Lot 144
  • 144

ANONYMOUS PHOTOGRAPHER | Fountain of La India in the Paseo de Isabel II

10,000 - 15,000 USD
bidding is closed


  • Anonymous photographer
  • Fountain of La India in the Paseo de Isabel II 
  • The whole 3¼ by 6¾ in. (8.3 by 17.1 cm.)
stereoscopic daguerreotype, gilt-bordered black passe-partout and modern seal and backing, 1840s

Catalogue Note

‘The Paseo de Ysabel Segunda crosses the city in a straight line from bay to ocean…It is between three or four hundred feet wide, and about a mile long; different parts of it being known by different names…It is ornamented with fine trees, shrubbery, flowers, glorietas, statues, and fountains, -- the finest of the latter being of Carrara marble, the gift of a patriotic citizen, and known as La Fuente de la India’ (W. M. L. Jay, My Winter in Cuba, New York, 1871, pp. 45-6). The daguerreotype offered here is believed to depict La Fuente de la India, designed by sculptor Giuseppe Gaggini and imported from Italy circa 1836.  Atop the fountain is the statue of the Noble Habana who holds in one hand a shield with the arms of the city and in the other hand a cornucopia representing Cuban agriculture.    
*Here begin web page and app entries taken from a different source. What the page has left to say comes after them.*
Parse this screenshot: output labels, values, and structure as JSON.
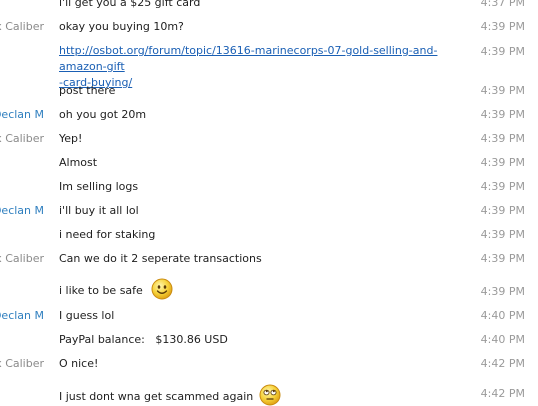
{
  "messages": [
    {
      "sender": "",
      "text": "i'll get you a $25 gift card",
      "time": "4:37 PM"
    },
    {
      "sender": "x Caliber",
      "text": "okay you buying 10m?",
      "time": "4:39 PM"
    },
    {
      "sender": "",
      "text": "http://osbot.org/forum/topic/13616-marinecorps-07-gold-selling-and-amazon-gift-card-buying/",
      "line1": "http://osbot.org/forum/topic/13616-marinecorps-07-gold-selling-and-amazon-gift",
      "line2": "-card-buying/",
      "time": "4:39 PM"
    },
    {
      "sender": "",
      "text": "post there",
      "time": "4:39 PM"
    },
    {
      "sender": "Declan M",
      "text": "oh you got 20m",
      "time": "4:39 PM"
    },
    {
      "sender": "x Caliber",
      "text": "Yep!",
      "time": "4:39 PM"
    },
    {
      "sender": "",
      "text": "Almost",
      "time": "4:39 PM"
    },
    {
      "sender": "",
      "text": "Im selling logs",
      "time": "4:39 PM"
    },
    {
      "sender": "Declan M",
      "text": "i'll buy it all lol",
      "time": "4:39 PM"
    },
    {
      "sender": "",
      "text": "i need for staking",
      "time": "4:39 PM"
    },
    {
      "sender": "x Caliber",
      "text": "Can we do it 2 seperate transactions",
      "time": "4:39 PM"
    },
    {
      "sender": "",
      "text": "i like to be safe",
      "emoticon": "smile-emoticon",
      "time": "4:39 PM"
    },
    {
      "sender": "Declan M",
      "text": "I guess lol",
      "time": "4:40 PM"
    },
    {
      "sender": "",
      "text": "PayPal balance:   $130.86 USD",
      "time": "4:40 PM"
    },
    {
      "sender": "x Caliber",
      "text": "O nice!",
      "time": "4:42 PM"
    },
    {
      "sender": "",
      "text": "I just dont wna get scammed again",
      "emoticon": "eye-roll-emoticon",
      "time": "4:42 PM"
    }
  ]
}
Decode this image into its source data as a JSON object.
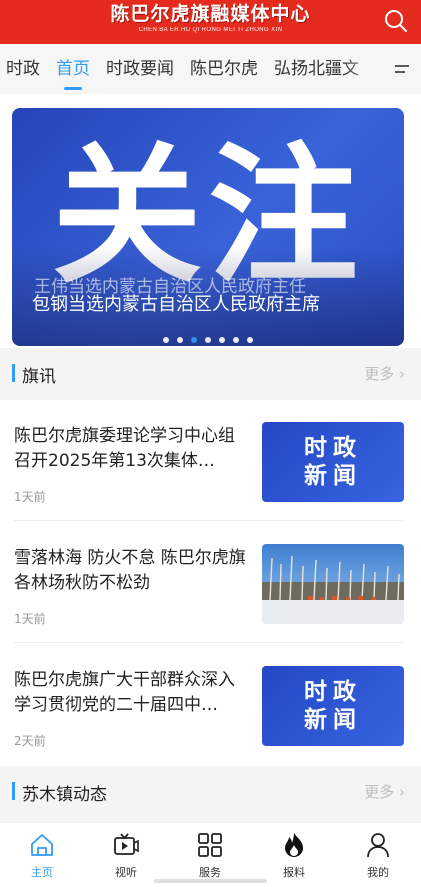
{
  "header": {
    "title": "陈巴尔虎旗融媒体中心",
    "subtitle": "CHEN BA ER HU QI RONG MEI TI ZHONG XIN",
    "search_icon": "search-icon",
    "color": "#e52b1d"
  },
  "tabs": [
    {
      "label": "时政",
      "active": false
    },
    {
      "label": "首页",
      "active": true
    },
    {
      "label": "时政要闻",
      "active": false
    },
    {
      "label": "陈巴尔虎",
      "active": false
    },
    {
      "label": "弘扬北疆文",
      "active": false
    }
  ],
  "accent_color": "#2f9cf6",
  "banner": {
    "big_text": "关注",
    "caption_back": "王伟当选内蒙古自治区人民政府主任",
    "caption": "包钢当选内蒙古自治区人民政府主席",
    "dot_count": 7,
    "active_dot": 2
  },
  "sections": {
    "qixun": {
      "title": "旗讯",
      "more": "更多"
    },
    "sumu": {
      "title": "苏木镇动态",
      "more": "更多"
    }
  },
  "news": [
    {
      "title": "陈巴尔虎旗委理论学习中心组召开2025年第13次集体…",
      "time": "1天前",
      "thumb_text_1": "时政",
      "thumb_text_2": "新闻"
    },
    {
      "title": "雪落林海 防火不怠 陈巴尔虎旗各林场秋防不松劲",
      "time": "1天前"
    },
    {
      "title": "陈巴尔虎旗广大干部群众深入学习贯彻党的二十届四中…",
      "time": "2天前",
      "thumb_text_1": "时政",
      "thumb_text_2": "新闻"
    }
  ],
  "tabbar": [
    {
      "label": "主页",
      "icon": "home-icon",
      "active": true
    },
    {
      "label": "视听",
      "icon": "video-icon",
      "active": false
    },
    {
      "label": "服务",
      "icon": "grid-icon",
      "active": false
    },
    {
      "label": "报料",
      "icon": "flame-icon",
      "active": false
    },
    {
      "label": "我的",
      "icon": "user-icon",
      "active": false
    }
  ]
}
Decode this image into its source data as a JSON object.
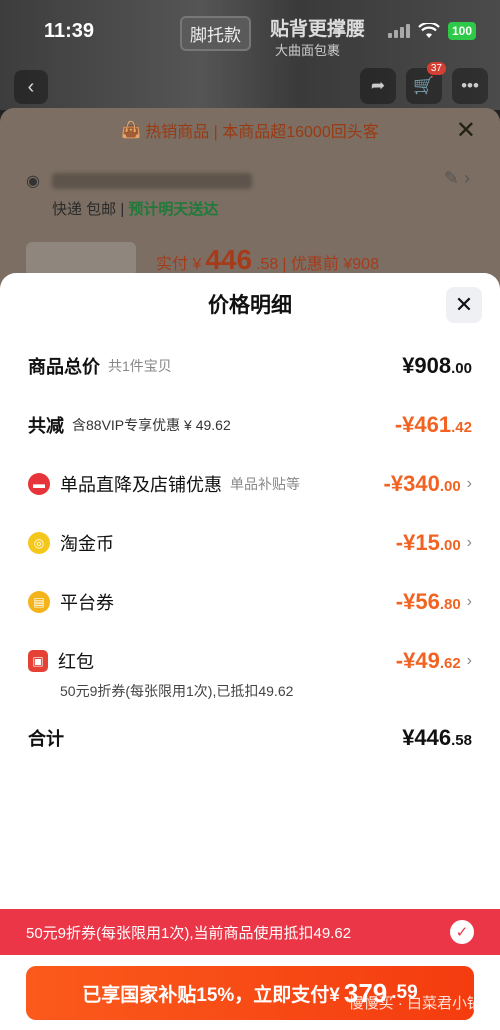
{
  "status_bar": {
    "time": "11:39",
    "battery": "100"
  },
  "background": {
    "tag": "脚托款",
    "hero_title": "贴背更撑腰",
    "hero_subtitle": "大曲面包裹",
    "cart_count": "37",
    "hot_banner": "热销商品 | 本商品超16000回头客",
    "shipping": {
      "express": "快递 包邮",
      "eta": "预计明天送达"
    },
    "price": {
      "prefix": "实付 ¥",
      "amount_int": "446",
      "amount_dec": ".58",
      "before": "| 优惠前 ¥908"
    }
  },
  "sheet": {
    "title": "价格明细",
    "rows": {
      "total": {
        "label": "商品总价",
        "sub": "共1件宝贝",
        "int": "¥908",
        "dec": ".00"
      },
      "reduce": {
        "label": "共减",
        "sub": "含88VIP专享优惠 ¥ 49.62",
        "int": "-¥461",
        "dec": ".42"
      },
      "direct": {
        "label": "单品直降及店铺优惠",
        "sub": "单品补贴等",
        "int": "-¥340",
        "dec": ".00"
      },
      "coin": {
        "label": "淘金币",
        "int": "-¥15",
        "dec": ".00"
      },
      "platform": {
        "label": "平台券",
        "int": "-¥56",
        "dec": ".80"
      },
      "redpacket": {
        "label": "红包",
        "int": "-¥49",
        "dec": ".62"
      },
      "sum": {
        "label": "合计",
        "int": "¥446",
        "dec": ".58"
      }
    },
    "redpacket_note": "50元9折券(每张限用1次),已抵扣49.62"
  },
  "coupon_bar": {
    "text": "50元9折券(每张限用1次),当前商品使用抵扣49.62"
  },
  "pay_button": {
    "label": "已享国家补贴15%，立即支付¥",
    "int": "379",
    "dec": ".59"
  },
  "watermark": "慢慢买 · 白菜君小锅",
  "colors": {
    "orange": "#f26322",
    "coupon_red": "#eb3648",
    "pay_orange": "#f43c0f"
  }
}
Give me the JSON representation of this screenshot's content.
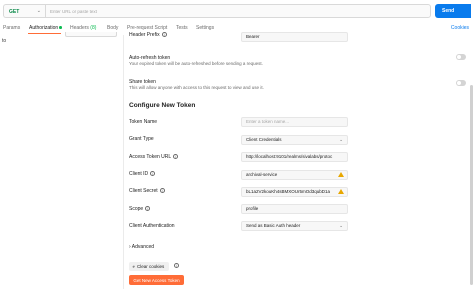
{
  "request": {
    "method": "GET",
    "url_value": "",
    "url_placeholder": "Enter URL or paste text",
    "send_label": "Send"
  },
  "tabs": {
    "params": "Params",
    "authorization": "Authorization",
    "headers": "Headers",
    "headers_count": "(8)",
    "body": "Body",
    "prerequest": "Pre-request Script",
    "tests": "Tests",
    "settings": "Settings",
    "cookies": "Cookies"
  },
  "left_pane": {
    "text": "to"
  },
  "auth": {
    "header_prefix_label": "Header Prefix",
    "header_prefix_value": "Bearer",
    "auto_refresh_label": "Auto-refresh token",
    "auto_refresh_desc": "Your expired token will be auto-refreshed before sending a request.",
    "share_token_label": "Share token",
    "share_token_desc": "This will allow anyone with access to this request to view and use it.",
    "section_title": "Configure New Token",
    "token_name_label": "Token Name",
    "token_name_placeholder": "Enter a token name...",
    "grant_type_label": "Grant Type",
    "grant_type_value": "Client Credentials",
    "access_token_url_label": "Access Token URL",
    "access_token_url_value": "http://localhost:9101/realms/sivalabs/protoc",
    "client_id_label": "Client ID",
    "client_id_value": "archival-service",
    "client_secret_label": "Client Secret",
    "client_secret_value": "bL1a2V2kouKh4sBMXOUr5mOd3qubD1a",
    "scope_label": "Scope",
    "scope_value": "profile",
    "client_auth_label": "Client Authentication",
    "client_auth_value": "Send as Basic Auth header",
    "advanced_label": "Advanced",
    "clear_cookies_label": "Clear cookies",
    "get_token_label": "Get New Access Token"
  },
  "icons": {
    "chevron_down": "chevron-down-icon",
    "chevron_right": "chevron-right-icon",
    "info": "info-icon",
    "warning": "warning-icon",
    "cookie": "cookie-icon"
  },
  "colors": {
    "accent_orange": "#ff6c37",
    "send_blue": "#097bed",
    "method_green": "#0b8a4a",
    "warning": "#e8a700"
  }
}
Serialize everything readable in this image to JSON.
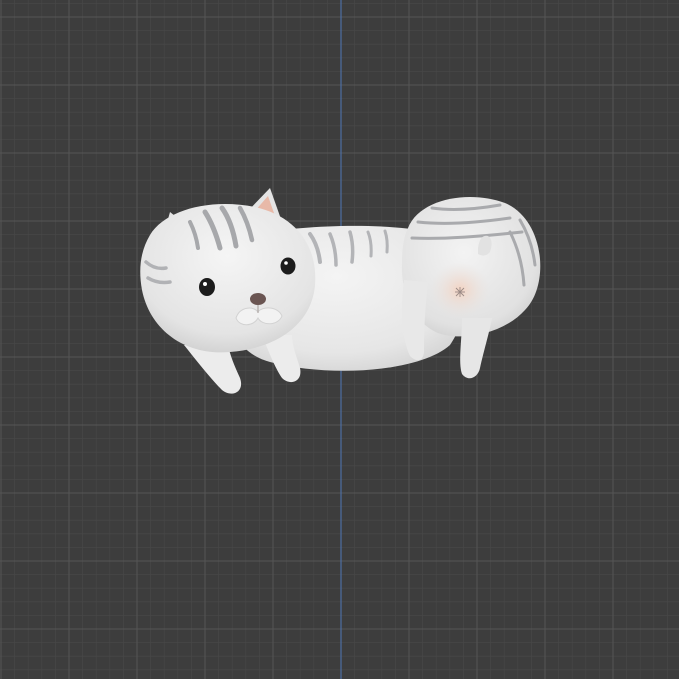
{
  "viewport": {
    "background_color": "#3d3d3d",
    "minor_grid_color": "#474747",
    "major_grid_color": "#555555",
    "axis_color": "#4d6ea3"
  },
  "scene": {
    "object": "cat-donut-model",
    "colors": {
      "body": "#ececec",
      "body_shade": "#d4d4d4",
      "stripe": "#a9aaad",
      "ear_inner": "#e8b9a8",
      "nose": "#6a5552",
      "eye": "#1c1c1c",
      "paw_pad": "#f1d5c7"
    }
  }
}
News of photography reached Havana as early as 1839 when a local newspaper reprinted an article on Daguerre’s invention.  The 1840s and early 1850s saw an influx of artists to Havana advertising photographic services, from Cuban-born Francisco Serrano to the New York-based Charles DeForest Fredericks.  Italian Antonio Rezzonico traveled from New York to Havana in 1841 and, in addition to portraits, his studio produced city views which may have been the basis for early published volumes of lithographic views of Havana.  The present view of the La Fuente de La India and the Paseo de Isabel was immortalized in an often reproduced lithograph by Pierre Toussaint Frédéric Mialhe, who produced magnificent views of Cuba from 1839 to 1854.